Web edition: May 30, 2012
Harmless as they may look, some of the microbes called cyanobacteria have the power to dose waterways with a range of chemicals that might cause deformities in frogs or other vertebrate wildlife.
Cyanobacteria, also called blue-green algae, could be an underappreciated but widespread source of compounds called retinoic acids in waterways, says environmental toxicologist Jianying Hu of Peking University. Out of 24 kinds of cyanobacteria grown in a lab, 13 produced some kind of retinoic acid or retinoic acid cousin, Hu and her colleagues report online May 29 in the Proceedings of the National Academy of Sciences.
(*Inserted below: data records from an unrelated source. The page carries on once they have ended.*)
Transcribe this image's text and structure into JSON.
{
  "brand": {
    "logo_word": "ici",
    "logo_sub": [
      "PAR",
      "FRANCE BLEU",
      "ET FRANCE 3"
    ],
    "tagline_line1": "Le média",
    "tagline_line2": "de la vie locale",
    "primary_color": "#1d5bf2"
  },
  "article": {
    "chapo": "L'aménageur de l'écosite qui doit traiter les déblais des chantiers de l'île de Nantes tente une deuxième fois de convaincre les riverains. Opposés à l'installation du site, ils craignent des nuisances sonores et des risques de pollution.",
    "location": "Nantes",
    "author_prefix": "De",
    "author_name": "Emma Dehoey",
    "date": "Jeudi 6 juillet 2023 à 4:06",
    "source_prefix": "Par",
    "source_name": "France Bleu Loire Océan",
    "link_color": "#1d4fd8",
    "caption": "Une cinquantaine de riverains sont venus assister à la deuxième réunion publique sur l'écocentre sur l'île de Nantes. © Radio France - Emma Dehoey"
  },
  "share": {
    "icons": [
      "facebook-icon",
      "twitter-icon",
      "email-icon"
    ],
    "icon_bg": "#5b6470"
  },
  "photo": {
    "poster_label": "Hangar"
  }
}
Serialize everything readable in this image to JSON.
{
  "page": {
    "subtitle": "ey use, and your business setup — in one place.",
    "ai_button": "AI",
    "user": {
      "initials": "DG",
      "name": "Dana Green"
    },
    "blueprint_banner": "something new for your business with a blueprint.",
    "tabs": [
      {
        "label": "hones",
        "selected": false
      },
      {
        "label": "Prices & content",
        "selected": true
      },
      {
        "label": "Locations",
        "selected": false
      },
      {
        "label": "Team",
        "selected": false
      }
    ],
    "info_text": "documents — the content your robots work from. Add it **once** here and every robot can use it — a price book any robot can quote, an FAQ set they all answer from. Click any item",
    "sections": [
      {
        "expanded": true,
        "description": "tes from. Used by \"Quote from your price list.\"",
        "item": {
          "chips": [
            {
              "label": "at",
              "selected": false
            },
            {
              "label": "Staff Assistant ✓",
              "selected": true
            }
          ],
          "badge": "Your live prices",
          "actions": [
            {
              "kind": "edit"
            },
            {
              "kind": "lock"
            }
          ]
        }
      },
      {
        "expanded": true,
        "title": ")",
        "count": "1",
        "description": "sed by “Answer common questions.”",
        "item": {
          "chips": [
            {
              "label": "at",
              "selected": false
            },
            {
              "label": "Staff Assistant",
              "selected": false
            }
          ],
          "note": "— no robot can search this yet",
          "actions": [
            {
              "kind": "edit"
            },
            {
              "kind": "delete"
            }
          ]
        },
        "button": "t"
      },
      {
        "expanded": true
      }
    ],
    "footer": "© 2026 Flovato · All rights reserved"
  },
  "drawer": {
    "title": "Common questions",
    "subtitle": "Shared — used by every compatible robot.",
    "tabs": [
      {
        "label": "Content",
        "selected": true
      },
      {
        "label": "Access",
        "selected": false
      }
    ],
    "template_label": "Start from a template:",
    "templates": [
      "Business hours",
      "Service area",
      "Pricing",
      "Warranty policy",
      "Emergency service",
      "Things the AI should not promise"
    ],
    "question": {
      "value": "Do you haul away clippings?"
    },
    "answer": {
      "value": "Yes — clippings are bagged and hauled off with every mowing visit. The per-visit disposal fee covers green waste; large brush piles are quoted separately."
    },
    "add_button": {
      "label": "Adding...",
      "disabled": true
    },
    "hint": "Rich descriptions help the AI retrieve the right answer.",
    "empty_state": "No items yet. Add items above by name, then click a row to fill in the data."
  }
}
Retinoic acids, formed from vitamin A, help sculpt developing body parts in vertebrates. Researchers puzzling over clusters of deformed frogs first highlighted in the 1990s have considered retinoic acids as one of several possible villains.
Hu and colleagues also analyzed samples from China’s third largest freshwater lake, Taihu Lake, which is rich in cyanobacteria blooms. The lake carries high concentrations of retinoic acids, the researchers found.
The new work “opens up a new area of potential research,” says plankton ecologist Karl Havens, who directs the Florida Sea Grant College Program in Gainesville. “I will be interested now to see if the compounds are found in other lakes with cyanobacteria blooms, or even if they continue to be documented in this lake,” he says.
The retinoic acid concentration found in Taihu Lake — up to 20 nanograms per liter — was 10,000 times what Kunimitsu Kaya of the University of Tsukuba in Japan and his colleagues have found in Japanese lakes. Last year Kaya reported cyanobacteria making a retinoic acid cousin (7-hydroxy retinoic acid); he says he finds it plausible that blooms create such extreme conditions in Taihu. Scum there probably blocks sunlight that otherwise would break down some of the very potent retinoic acids.
There’s not enough information yet to link cyanobacteria to high rates of amphibian deformities, says ecologist Andrew Blaustein of Oregon State University in Corvallis. He and other researchers have proposed a variety of other possible contributing menaces, including UV radiation and trematode parasites.
Parasites, a leading hypothesis for the cause of some limb abnormalities, certainly don’t explain all the cases, says disease ecologist Pieter Johnson of the University of Colorado Boulder. The new paper “may be a useful step forward in helping to explain abnormalities in wetlands without the parasite.